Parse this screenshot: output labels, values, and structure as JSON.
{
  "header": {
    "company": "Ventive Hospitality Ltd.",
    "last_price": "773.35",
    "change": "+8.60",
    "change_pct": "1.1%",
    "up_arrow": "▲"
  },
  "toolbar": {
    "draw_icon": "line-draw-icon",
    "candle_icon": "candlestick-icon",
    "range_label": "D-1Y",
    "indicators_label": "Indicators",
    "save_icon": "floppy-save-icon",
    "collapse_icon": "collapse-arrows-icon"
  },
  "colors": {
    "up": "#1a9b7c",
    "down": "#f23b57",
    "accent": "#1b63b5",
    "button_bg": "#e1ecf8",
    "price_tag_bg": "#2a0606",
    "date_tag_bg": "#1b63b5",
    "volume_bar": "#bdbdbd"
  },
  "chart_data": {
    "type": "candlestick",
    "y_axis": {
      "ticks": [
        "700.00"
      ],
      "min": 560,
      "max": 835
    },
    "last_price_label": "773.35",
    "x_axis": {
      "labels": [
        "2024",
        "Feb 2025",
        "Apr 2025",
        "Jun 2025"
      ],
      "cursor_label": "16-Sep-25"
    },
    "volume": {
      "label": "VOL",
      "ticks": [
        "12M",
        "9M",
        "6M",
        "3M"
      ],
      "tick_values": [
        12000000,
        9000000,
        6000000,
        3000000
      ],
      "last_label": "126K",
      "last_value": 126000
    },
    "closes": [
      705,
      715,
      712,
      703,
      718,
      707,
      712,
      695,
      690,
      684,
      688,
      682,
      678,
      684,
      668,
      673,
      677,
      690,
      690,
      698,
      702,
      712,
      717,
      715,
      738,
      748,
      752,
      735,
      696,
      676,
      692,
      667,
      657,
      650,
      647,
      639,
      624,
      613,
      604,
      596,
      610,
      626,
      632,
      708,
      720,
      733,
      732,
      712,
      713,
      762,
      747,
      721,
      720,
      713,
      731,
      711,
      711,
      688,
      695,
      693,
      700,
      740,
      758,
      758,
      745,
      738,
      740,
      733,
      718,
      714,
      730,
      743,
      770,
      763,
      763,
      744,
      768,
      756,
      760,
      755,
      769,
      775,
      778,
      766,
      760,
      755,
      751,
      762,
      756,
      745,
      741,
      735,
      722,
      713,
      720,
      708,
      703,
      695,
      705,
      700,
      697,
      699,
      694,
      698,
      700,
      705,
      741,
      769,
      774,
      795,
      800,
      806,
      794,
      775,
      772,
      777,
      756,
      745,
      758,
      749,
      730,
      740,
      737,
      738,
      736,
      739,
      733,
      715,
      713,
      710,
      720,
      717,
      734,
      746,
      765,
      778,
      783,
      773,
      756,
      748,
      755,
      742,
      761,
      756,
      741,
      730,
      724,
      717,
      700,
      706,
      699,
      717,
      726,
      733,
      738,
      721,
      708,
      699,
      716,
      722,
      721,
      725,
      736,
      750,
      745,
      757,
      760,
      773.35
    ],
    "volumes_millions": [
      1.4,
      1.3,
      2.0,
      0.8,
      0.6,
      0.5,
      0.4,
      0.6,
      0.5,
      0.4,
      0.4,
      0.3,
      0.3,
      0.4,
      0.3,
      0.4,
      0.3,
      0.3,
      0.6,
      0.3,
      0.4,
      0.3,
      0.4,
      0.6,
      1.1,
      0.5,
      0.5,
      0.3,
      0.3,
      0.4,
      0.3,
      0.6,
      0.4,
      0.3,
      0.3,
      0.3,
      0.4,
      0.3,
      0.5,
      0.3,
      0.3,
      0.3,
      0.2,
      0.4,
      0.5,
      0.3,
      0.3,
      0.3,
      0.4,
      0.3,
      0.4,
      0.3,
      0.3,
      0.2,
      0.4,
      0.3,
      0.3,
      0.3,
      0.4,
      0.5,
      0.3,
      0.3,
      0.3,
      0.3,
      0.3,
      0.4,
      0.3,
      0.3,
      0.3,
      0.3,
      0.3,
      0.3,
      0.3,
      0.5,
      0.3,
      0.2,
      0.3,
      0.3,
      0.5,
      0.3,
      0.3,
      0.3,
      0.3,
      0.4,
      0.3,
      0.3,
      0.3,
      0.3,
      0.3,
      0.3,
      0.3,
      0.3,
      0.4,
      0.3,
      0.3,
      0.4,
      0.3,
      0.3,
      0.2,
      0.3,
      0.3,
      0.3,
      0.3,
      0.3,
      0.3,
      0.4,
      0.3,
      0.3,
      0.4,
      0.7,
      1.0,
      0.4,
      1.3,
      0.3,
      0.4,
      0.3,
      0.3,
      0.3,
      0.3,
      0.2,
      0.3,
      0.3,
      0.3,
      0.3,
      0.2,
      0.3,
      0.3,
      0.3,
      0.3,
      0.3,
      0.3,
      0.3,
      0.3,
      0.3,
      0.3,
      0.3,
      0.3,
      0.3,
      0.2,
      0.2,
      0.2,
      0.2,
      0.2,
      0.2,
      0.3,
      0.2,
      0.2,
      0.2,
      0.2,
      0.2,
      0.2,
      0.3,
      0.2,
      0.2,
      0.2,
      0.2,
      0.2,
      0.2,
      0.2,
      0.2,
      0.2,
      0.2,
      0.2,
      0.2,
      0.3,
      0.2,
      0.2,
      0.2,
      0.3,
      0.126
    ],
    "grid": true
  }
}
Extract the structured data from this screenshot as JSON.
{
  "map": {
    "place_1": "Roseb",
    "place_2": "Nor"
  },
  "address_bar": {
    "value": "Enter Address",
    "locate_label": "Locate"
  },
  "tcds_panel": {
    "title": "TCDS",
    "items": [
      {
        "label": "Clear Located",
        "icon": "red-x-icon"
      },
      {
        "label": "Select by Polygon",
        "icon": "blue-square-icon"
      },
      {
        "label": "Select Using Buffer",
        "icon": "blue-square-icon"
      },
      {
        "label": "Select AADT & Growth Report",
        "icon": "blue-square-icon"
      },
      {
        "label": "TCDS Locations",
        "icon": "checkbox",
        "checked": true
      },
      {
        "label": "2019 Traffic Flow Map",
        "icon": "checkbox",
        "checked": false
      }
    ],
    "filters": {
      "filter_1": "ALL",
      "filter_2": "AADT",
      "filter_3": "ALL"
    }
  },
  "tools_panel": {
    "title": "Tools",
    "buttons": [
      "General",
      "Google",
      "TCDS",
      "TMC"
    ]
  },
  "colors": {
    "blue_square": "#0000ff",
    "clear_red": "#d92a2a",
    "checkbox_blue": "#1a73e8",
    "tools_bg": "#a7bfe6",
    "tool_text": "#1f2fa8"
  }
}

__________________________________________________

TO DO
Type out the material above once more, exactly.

TASK SOLUTION
Parse this screenshot: output labels, values, and structure as JSON.
{
  "header": {
    "company": "Ventive Hospitality Ltd.",
    "last_price": "773.35",
    "change": "+8.60",
    "change_pct": "1.1%",
    "up_arrow": "▲"
  },
  "toolbar": {
    "draw_icon": "line-draw-icon",
    "candle_icon": "candlestick-icon",
    "range_label": "D-1Y",
    "indicators_label": "Indicators",
    "save_icon": "floppy-save-icon",
    "collapse_icon": "collapse-arrows-icon"
  },
  "colors": {
    "up": "#1a9b7c",
    "down": "#f23b57",
    "accent": "#1b63b5",
    "button_bg": "#e1ecf8",
    "price_tag_bg": "#2a0606",
    "date_tag_bg": "#1b63b5",
    "volume_bar": "#bdbdbd"
  },
  "chart_data": {
    "type": "candlestick",
    "y_axis": {
      "ticks": [
        "700.00"
      ],
      "min": 560,
      "max": 835
    },
    "last_price_label": "773.35",
    "x_axis": {
      "labels": [
        "2024",
        "Feb 2025",
        "Apr 2025",
        "Jun 2025"
      ],
      "cursor_label": "16-Sep-25"
    },
    "volume": {
      "label": "VOL",
      "ticks": [
        "12M",
        "9M",
        "6M",
        "3M"
      ],
      "tick_values": [
        12000000,
        9000000,
        6000000,
        3000000
      ],
      "last_label": "126K",
      "last_value": 126000
    },
    "closes": [
      705,
      715,
      712,
      703,
      718,
      707,
      712,
      695,
      690,
      684,
      688,
      682,
      678,
      684,
      668,
      673,
      677,
      690,
      690,
      698,
      702,
      712,
      717,
      715,
      738,
      748,
      752,
      735,
      696,
      676,
      692,
      667,
      657,
      650,
      647,
      639,
      624,
      613,
      604,
      596,
      610,
      626,
      632,
      708,
      720,
      733,
      732,
      712,
      713,
      762,
      747,
      721,
      720,
      713,
      731,
      711,
      711,
      688,
      695,
      693,
      700,
      740,
      758,
      758,
      745,
      738,
      740,
      733,
      718,
      714,
      730,
      743,
      770,
      763,
      763,
      744,
      768,
      756,
      760,
      755,
      769,
      775,
      778,
      766,
      760,
      755,
      751,
      762,
      756,
      745,
      741,
      735,
      722,
      713,
      720,
      708,
      703,
      695,
      705,
      700,
      697,
      699,
      694,
      698,
      700,
      705,
      741,
      769,
      774,
      795,
      800,
      806,
      794,
      775,
      772,
      777,
      756,
      745,
      758,
      749,
      730,
      740,
      737,
      738,
      736,
      739,
      733,
      715,
      713,
      710,
      720,
      717,
      734,
      746,
      765,
      778,
      783,
      773,
      756,
      748,
      755,
      742,
      761,
      756,
      741,
      730,
      724,
      717,
      700,
      706,
      699,
      717,
      726,
      733,
      738,
      721,
      708,
      699,
      716,
      722,
      721,
      725,
      736,
      750,
      745,
      757,
      760,
      773.35
    ],
    "volumes_millions": [
      1.4,
      1.3,
      2.0,
      0.8,
      0.6,
      0.5,
      0.4,
      0.6,
      0.5,
      0.4,
      0.4,
      0.3,
      0.3,
      0.4,
      0.3,
      0.4,
      0.3,
      0.3,
      0.6,
      0.3,
      0.4,
      0.3,
      0.4,
      0.6,
      1.1,
      0.5,
      0.5,
      0.3,
      0.3,
      0.4,
      0.3,
      0.6,
      0.4,
      0.3,
      0.3,
      0.3,
      0.4,
      0.3,
      0.5,
      0.3,
      0.3,
      0.3,
      0.2,
      0.4,
      0.5,
      0.3,
      0.3,
      0.3,
      0.4,
      0.3,
      0.4,
      0.3,
      0.3,
      0.2,
      0.4,
      0.3,
      0.3,
      0.3,
      0.4,
      0.5,
      0.3,
      0.3,
      0.3,
      0.3,
      0.3,
      0.4,
      0.3,
      0.3,
      0.3,
      0.3,
      0.3,
      0.3,
      0.3,
      0.5,
      0.3,
      0.2,
      0.3,
      0.3,
      0.5,
      0.3,
      0.3,
      0.3,
      0.3,
      0.4,
      0.3,
      0.3,
      0.3,
      0.3,
      0.3,
      0.3,
      0.3,
      0.3,
      0.4,
      0.3,
      0.3,
      0.4,
      0.3,
      0.3,
      0.2,
      0.3,
      0.3,
      0.3,
      0.3,
      0.3,
      0.3,
      0.4,
      0.3,
      0.3,
      0.4,
      0.7,
      1.0,
      0.4,
      1.3,
      0.3,
      0.4,
      0.3,
      0.3,
      0.3,
      0.3,
      0.2,
      0.3,
      0.3,
      0.3,
      0.3,
      0.2,
      0.3,
      0.3,
      0.3,
      0.3,
      0.3,
      0.3,
      0.3,
      0.3,
      0.3,
      0.3,
      0.3,
      0.3,
      0.3,
      0.2,
      0.2,
      0.2,
      0.2,
      0.2,
      0.2,
      0.3,
      0.2,
      0.2,
      0.2,
      0.2,
      0.2,
      0.2,
      0.3,
      0.2,
      0.2,
      0.2,
      0.2,
      0.2,
      0.2,
      0.2,
      0.2,
      0.2,
      0.2,
      0.2,
      0.2,
      0.3,
      0.2,
      0.2,
      0.2,
      0.3,
      0.126
    ],
    "grid": true
  }
}
Extract the structured data from this screenshot as JSON.
{
  "map": {
    "place_1": "Roseb",
    "place_2": "Nor"
  },
  "address_bar": {
    "value": "Enter Address",
    "locate_label": "Locate"
  },
  "tcds_panel": {
    "title": "TCDS",
    "items": [
      {
        "label": "Clear Located",
        "icon": "red-x-icon"
      },
      {
        "label": "Select by Polygon",
        "icon": "blue-square-icon"
      },
      {
        "label": "Select Using Buffer",
        "icon": "blue-square-icon"
      },
      {
        "label": "Select AADT & Growth Report",
        "icon": "blue-square-icon"
      },
      {
        "label": "TCDS Locations",
        "icon": "checkbox",
        "checked": true
      },
      {
        "label": "2019 Traffic Flow Map",
        "icon": "checkbox",
        "checked": false
      }
    ],
    "filters": {
      "filter_1": "ALL",
      "filter_2": "AADT",
      "filter_3": "ALL"
    }
  },
  "tools_panel": {
    "title": "Tools",
    "buttons": [
      "General",
      "Google",
      "TCDS",
      "TMC"
    ]
  },
  "colors": {
    "blue_square": "#0000ff",
    "clear_red": "#d92a2a",
    "checkbox_blue": "#1a73e8",
    "tools_bg": "#a7bfe6",
    "tool_text": "#1f2fa8"
  }
}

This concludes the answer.